The fourth most commonly reported challenge was disrespectful interactions. Healthcare challenges worsen when our practitioners are patronizing, invalidating, and dehumanizing.
- “I’ve been to a few different places where I’m made to feel really stupid. And I’ve never quite understood it because I’m clearly not a healthcare professional. That happened with a neurologist recently. He talked to me very patronizingly because I didn’t know something. But that’s why I’m here, he’s supposed to tell me.”
- “Practitioners sometimes take it personally when treatments are not working and then they project it back as ‘You didn’t do it properly. You should be more disciplined. Do these exercises more frequently. It’s your fault it didn’t work.’ My day would be ruined after every appointment I went to, because I would be thinking about how they said I was lazy.”
- “There are a lot of hospitals that treat patients like we don’t know what we’re doing, like we’re children. Then we don’t want to see our doctors. It gets hard.”
- “The doctors will tell me they know how my treatment should be going because they studied it. But my condition is not getting better, it’s getting worse. I feel it every day. Over time, what they learn changes, but my feelings are constant.”
- “Anytime I tell my doctors why I want to change my contraception, they're like, ‘Well technically we have no studies saying that, so it's not true.’ Studies or not, this is how I'm feeling. This is what’s happening to me.”
- “There are teams that help manage the increasing rates of HIV in BC. Most of the times, these teams share information about folks as case numbers. That is not okay. I had to leave those spaces because I was not comfortable being there as an HIV positive individual.”

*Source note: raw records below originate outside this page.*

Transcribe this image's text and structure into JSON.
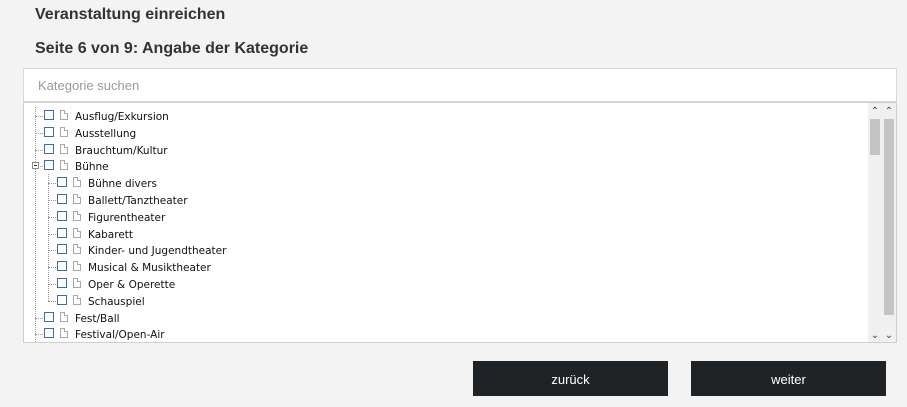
{
  "header": {
    "title": "Veranstaltung einreichen",
    "step": "Seite 6 von 9: Angabe der Kategorie"
  },
  "search": {
    "placeholder": "Kategorie suchen",
    "value": ""
  },
  "tree": {
    "items": [
      {
        "label": "Ausflug/Exkursion",
        "level": 0,
        "expanded": false,
        "checked": false
      },
      {
        "label": "Ausstellung",
        "level": 0,
        "expanded": false,
        "checked": false
      },
      {
        "label": "Brauchtum/Kultur",
        "level": 0,
        "expanded": false,
        "checked": false
      },
      {
        "label": "Bühne",
        "level": 0,
        "expanded": true,
        "checked": false
      },
      {
        "label": "Bühne divers",
        "level": 1,
        "checked": false
      },
      {
        "label": "Ballett/Tanztheater",
        "level": 1,
        "checked": false
      },
      {
        "label": "Figurentheater",
        "level": 1,
        "checked": false
      },
      {
        "label": "Kabarett",
        "level": 1,
        "checked": false
      },
      {
        "label": "Kinder- und Jugendtheater",
        "level": 1,
        "checked": false
      },
      {
        "label": "Musical & Musiktheater",
        "level": 1,
        "checked": false
      },
      {
        "label": "Oper & Operette",
        "level": 1,
        "checked": false
      },
      {
        "label": "Schauspiel",
        "level": 1,
        "checked": false
      },
      {
        "label": "Fest/Ball",
        "level": 0,
        "expanded": false,
        "checked": false
      },
      {
        "label": "Festival/Open-Air",
        "level": 0,
        "expanded": false,
        "checked": false
      }
    ]
  },
  "scrollbar": {
    "up_icon": "chevron-up",
    "down_icon": "chevron-down"
  },
  "buttons": {
    "back_label": "zurück",
    "next_label": "weiter"
  },
  "colors": {
    "button_bg": "#1f2326",
    "checkbox_border": "#3a6ea5",
    "page_bg": "#f3f3f3"
  }
}
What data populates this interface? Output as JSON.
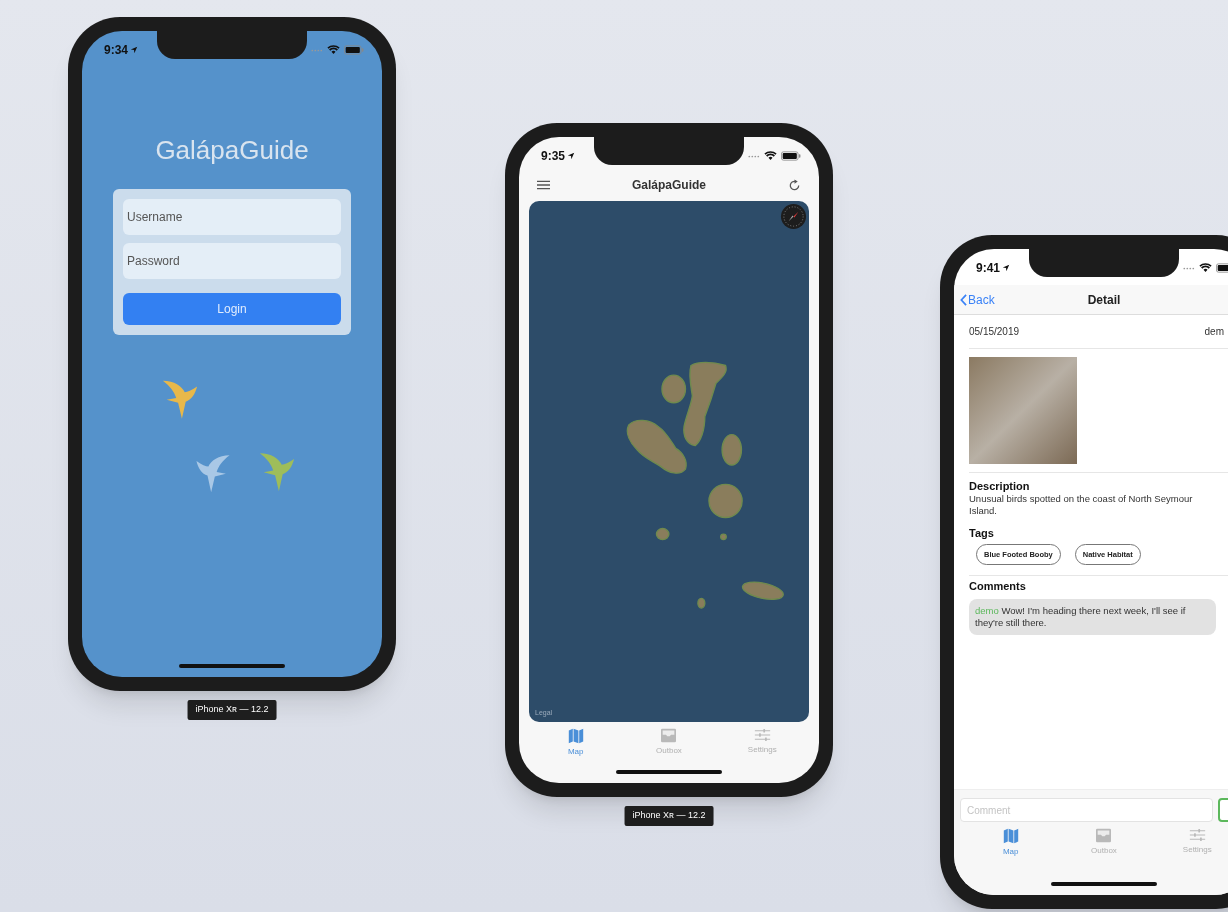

- “In general, our healthcare system is very rushed- it’s kind of in and out. When that happens, it feels like they don’t really care about what you’re going in for.”